The infrastructure bill being worked on in the Senate this week, one of only issues facing Congress where there is general agreement by both political parties, could affect Medicare in a positive way.
According to Bloomberg News, “To offset some of the cost, the lawmakers are considering proposals to raise money from drug corporations and pharmacy benefit managers, which are third-party administrators that help employers and states oversee their pharmacy benefits, according to two health-care lobbyists and a Republican congressional aide familiar with the discussions.”
“Specifically, lawmakers want to demand refunds from drugmakers for some kinds of physician-administered single-use medicines, which the Congressional Budget Office has estimated could lower Medicare spending by $9 billion over a decade,” according to the Bloomberg report.
The infrastructure proposal also includes savings from reducing what Medicare spends on unused drugs that are left over from single-use vials. This may sound like a small matter but drug-makers stand to lose money from it. In 2019, Medicare paid more than $752 million for drugs that were discarded, according to government data.
The legislation could also affect Medicaid. “They also want to bar spread pricing, in which a pharmaceutical benefit manager charges an employer or Medicaid program more for a drug than they reimburse pharmacies for administering it. PBMs say that practice helps them avoid fluctuations in pharmacy costs,” according to that same report.

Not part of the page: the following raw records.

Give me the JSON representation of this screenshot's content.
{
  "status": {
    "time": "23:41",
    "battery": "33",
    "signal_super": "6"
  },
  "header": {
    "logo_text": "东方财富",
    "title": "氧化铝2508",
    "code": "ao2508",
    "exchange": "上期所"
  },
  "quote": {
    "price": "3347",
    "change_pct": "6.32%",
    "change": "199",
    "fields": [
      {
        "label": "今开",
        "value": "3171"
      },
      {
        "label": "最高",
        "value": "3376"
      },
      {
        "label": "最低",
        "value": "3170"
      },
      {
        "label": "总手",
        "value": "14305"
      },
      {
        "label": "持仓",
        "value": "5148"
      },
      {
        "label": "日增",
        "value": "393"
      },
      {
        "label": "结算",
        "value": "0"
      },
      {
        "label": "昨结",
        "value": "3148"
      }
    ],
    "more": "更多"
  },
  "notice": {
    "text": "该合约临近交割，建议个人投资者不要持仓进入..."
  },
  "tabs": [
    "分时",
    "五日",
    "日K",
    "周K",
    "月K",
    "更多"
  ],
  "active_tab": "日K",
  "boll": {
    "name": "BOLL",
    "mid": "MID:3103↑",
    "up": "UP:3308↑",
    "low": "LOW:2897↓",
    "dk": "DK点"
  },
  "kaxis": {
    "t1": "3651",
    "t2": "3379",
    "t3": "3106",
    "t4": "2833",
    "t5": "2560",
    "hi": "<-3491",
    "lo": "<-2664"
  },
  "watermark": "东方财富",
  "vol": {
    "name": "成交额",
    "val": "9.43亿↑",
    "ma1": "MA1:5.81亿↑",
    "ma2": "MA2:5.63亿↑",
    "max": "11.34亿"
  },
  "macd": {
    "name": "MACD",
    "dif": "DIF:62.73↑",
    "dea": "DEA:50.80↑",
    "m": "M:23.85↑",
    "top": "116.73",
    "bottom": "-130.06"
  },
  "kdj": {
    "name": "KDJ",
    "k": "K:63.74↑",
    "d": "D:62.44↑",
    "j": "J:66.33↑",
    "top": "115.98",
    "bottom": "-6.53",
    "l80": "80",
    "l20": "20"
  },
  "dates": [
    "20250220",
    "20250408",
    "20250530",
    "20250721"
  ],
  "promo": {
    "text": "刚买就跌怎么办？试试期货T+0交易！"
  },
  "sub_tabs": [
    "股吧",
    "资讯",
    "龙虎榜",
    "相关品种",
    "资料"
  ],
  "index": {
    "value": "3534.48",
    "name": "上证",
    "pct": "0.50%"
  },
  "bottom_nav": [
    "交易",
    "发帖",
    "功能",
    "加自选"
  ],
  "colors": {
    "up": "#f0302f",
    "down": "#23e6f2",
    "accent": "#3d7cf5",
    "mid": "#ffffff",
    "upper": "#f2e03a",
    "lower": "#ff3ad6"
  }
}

As you might expect, drug manufacturers and anyone else affected by the changes are all fighting to stop them with tv ads predicting dire consequences if the plan becomes law.